This information has been edited and peer-reviewed by contributors to the Natural Standard Research Collaboration (www.naturalstandard.com).
Natural Standard developed the above evidence-based information based on a thorough systematic review of the available scientific articles. For comprehensive information about alternative and complementary therapies on the professional level, go to www.naturalstandard.com. Selected references are listed below.
Ardehali B, Hand K, Nduka C, et al. Delayed leech-borne infection with Aeromonas hydrophilia in escharotic flap wound. J Plast Reconstr Aesthet Surg. 2006;59(1):94-5. View Abstract
Bapat RD, Acharya BS, Juvekar S et al. Leech therapy for complicated varicose veins. Indian J Med Res 1998 Jun; 107:281-4. View Abstract
Beer AM, Fey S, Ciborovius J, Knorr M. [Drug exanthema in connection with trimethoprim and sulfamethoxazole treatment, triggered by leech therapy] Forsch Komplementarmed Klass Naturheilkd. 2005 Feb;12(1):32-6. View Abstract
BioPharm. 4 June 2006. www.biopharm-leeches.com
Michalsen A, Klotz S, Ludtke R, et al. Effectiveness of leech therapy in osteoarthritis of the knee. Annals of Internal Medicine. 2003 Nov; 139(9):724-30. View Abstract
Nature: Bloody Suckers. 1 June 2006. www.pbs.org
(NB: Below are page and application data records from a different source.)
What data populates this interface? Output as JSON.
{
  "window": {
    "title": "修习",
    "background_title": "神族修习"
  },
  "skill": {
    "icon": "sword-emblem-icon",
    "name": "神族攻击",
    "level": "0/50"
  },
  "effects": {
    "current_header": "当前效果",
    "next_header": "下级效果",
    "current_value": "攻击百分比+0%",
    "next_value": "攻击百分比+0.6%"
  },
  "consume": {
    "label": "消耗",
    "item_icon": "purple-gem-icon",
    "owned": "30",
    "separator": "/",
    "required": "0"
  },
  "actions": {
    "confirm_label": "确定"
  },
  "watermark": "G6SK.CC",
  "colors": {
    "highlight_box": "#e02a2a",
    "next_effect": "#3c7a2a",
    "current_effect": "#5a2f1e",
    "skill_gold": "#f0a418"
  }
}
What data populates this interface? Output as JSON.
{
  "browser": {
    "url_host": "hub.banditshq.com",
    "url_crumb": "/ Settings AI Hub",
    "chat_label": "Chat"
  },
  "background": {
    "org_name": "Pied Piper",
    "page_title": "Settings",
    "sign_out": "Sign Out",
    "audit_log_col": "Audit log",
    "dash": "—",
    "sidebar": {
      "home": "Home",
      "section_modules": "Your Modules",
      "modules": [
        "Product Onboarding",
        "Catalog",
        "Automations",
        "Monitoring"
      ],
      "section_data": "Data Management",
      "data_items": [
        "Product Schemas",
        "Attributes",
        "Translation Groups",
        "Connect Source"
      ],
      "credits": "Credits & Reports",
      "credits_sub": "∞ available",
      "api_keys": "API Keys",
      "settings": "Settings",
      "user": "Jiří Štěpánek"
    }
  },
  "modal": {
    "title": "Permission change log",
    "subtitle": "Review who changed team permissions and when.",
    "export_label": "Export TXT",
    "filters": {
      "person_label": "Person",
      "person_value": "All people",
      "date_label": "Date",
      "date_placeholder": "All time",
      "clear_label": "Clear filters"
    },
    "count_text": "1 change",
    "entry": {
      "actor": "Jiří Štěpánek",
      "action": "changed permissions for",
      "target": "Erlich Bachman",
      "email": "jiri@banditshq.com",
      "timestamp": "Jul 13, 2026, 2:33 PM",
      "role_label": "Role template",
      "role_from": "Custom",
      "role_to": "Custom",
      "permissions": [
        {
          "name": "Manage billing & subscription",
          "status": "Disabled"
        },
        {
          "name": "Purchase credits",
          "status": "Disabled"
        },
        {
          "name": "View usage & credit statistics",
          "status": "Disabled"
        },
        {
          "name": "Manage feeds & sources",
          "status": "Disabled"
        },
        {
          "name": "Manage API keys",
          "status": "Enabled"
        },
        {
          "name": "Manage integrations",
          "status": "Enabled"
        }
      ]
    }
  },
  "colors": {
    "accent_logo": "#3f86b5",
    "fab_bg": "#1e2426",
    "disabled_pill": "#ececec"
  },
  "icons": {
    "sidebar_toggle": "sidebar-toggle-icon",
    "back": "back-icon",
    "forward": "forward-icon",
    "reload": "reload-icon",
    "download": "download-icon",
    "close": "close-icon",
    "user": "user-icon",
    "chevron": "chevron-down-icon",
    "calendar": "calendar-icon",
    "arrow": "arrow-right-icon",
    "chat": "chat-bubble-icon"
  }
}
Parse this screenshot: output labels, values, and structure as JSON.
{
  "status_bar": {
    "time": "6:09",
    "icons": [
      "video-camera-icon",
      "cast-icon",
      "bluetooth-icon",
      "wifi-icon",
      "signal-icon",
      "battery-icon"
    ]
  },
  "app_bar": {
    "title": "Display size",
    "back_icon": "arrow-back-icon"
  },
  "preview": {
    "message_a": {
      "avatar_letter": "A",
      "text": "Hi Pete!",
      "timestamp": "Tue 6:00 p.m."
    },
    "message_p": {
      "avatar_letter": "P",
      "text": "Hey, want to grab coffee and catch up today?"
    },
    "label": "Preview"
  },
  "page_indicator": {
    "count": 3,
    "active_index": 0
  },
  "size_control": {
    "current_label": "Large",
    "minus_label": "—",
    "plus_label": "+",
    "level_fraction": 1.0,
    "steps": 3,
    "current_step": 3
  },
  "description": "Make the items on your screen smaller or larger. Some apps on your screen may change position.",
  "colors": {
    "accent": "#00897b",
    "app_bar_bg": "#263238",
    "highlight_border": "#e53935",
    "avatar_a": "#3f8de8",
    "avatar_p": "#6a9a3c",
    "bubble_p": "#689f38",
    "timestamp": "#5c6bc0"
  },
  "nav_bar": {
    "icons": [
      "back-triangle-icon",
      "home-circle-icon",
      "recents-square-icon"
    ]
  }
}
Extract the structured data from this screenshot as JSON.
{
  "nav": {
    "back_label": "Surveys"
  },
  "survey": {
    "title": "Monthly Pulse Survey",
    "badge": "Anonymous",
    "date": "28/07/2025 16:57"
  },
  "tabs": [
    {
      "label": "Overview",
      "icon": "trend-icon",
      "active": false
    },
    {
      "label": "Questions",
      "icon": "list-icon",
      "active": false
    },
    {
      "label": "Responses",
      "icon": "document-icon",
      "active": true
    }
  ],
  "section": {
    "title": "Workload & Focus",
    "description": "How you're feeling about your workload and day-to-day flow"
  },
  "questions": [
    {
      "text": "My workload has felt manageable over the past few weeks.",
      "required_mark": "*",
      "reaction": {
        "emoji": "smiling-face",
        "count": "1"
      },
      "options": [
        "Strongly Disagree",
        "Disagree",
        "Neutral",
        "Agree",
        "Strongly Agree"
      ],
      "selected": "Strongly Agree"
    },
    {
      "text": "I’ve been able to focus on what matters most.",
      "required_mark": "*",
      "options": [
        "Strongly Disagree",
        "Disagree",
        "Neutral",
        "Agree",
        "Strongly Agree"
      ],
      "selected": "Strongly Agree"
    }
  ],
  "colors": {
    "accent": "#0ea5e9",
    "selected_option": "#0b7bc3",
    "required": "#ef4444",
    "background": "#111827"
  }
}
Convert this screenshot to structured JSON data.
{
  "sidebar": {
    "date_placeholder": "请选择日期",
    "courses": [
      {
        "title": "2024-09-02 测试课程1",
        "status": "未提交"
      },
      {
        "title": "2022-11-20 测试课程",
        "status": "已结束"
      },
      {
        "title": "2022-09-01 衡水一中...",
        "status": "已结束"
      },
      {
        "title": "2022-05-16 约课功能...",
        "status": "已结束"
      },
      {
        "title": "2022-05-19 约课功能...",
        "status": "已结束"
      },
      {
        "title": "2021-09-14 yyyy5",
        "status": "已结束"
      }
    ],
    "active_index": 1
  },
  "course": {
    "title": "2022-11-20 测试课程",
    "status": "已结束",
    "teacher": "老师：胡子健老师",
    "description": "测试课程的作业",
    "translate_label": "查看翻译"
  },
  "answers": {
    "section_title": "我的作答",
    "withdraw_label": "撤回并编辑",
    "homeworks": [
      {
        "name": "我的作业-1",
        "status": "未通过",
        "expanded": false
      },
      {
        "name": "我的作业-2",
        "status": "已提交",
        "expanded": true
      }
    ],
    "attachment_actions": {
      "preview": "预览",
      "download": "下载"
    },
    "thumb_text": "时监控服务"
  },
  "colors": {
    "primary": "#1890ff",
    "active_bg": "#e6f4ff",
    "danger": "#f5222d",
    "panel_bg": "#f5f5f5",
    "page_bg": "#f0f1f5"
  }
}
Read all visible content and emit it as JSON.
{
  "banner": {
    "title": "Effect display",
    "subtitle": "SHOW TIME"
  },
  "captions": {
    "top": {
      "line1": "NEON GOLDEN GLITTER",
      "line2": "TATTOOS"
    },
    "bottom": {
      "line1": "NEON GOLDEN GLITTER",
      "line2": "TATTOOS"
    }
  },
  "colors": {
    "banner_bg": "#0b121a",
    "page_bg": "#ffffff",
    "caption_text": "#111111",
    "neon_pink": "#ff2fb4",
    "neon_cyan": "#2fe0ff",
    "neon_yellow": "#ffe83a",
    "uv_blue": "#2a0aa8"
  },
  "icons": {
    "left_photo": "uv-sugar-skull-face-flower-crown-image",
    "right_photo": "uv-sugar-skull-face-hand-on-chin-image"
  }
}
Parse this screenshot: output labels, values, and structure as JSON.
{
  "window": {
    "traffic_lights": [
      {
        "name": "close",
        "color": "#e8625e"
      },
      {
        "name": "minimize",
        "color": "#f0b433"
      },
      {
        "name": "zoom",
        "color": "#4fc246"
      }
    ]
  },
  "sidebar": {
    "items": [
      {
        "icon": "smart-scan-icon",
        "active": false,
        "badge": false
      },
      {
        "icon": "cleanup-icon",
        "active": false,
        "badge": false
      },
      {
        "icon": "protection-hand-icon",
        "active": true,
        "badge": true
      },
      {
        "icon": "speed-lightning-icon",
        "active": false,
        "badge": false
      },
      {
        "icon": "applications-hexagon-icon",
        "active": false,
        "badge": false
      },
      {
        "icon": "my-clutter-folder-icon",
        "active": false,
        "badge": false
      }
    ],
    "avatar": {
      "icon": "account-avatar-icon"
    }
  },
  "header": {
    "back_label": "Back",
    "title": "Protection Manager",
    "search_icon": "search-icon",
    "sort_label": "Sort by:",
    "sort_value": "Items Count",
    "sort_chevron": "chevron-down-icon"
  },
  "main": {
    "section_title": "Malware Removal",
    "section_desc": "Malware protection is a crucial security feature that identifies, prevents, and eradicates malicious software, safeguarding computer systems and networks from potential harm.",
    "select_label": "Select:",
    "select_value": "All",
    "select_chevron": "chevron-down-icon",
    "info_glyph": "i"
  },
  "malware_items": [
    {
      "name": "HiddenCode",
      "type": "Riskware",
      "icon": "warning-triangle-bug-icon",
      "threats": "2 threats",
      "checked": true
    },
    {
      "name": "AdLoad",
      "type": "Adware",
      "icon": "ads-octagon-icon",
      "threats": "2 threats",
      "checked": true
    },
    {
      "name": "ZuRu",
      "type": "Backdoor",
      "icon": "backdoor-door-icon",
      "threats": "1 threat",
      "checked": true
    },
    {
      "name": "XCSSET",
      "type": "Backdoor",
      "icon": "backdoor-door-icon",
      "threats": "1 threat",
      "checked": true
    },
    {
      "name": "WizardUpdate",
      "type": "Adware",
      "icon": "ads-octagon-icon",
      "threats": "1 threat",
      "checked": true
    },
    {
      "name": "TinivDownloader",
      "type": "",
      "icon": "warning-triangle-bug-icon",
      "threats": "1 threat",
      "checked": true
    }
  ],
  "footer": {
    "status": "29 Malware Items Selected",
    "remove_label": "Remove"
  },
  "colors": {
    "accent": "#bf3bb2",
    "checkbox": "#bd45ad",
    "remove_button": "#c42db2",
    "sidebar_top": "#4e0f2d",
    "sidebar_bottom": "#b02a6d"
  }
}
Ouderkirk JP, Bekhor D, Turett GS, Murali R. Aeromonas meningitis complicating medicinal leech therapy. Clin Infect Dis. 2004 Feb 15;38(4):e36-7. View Abstract
Copyright © 2013 Natural Standard (www.naturalstandard.com)
The information in this monograph is intended for informational purposes only, and is meant to help users better understand health concerns. Information is based on review of scientific research data, historical practice patterns, and clinical experience. This information should not be interpreted as specific medical advice. Users should consult with a qualified healthcare provider for specific questions regarding therapies, diagnosis and/or health conditions, prior to making therapeutic decisions.
March 22, 2017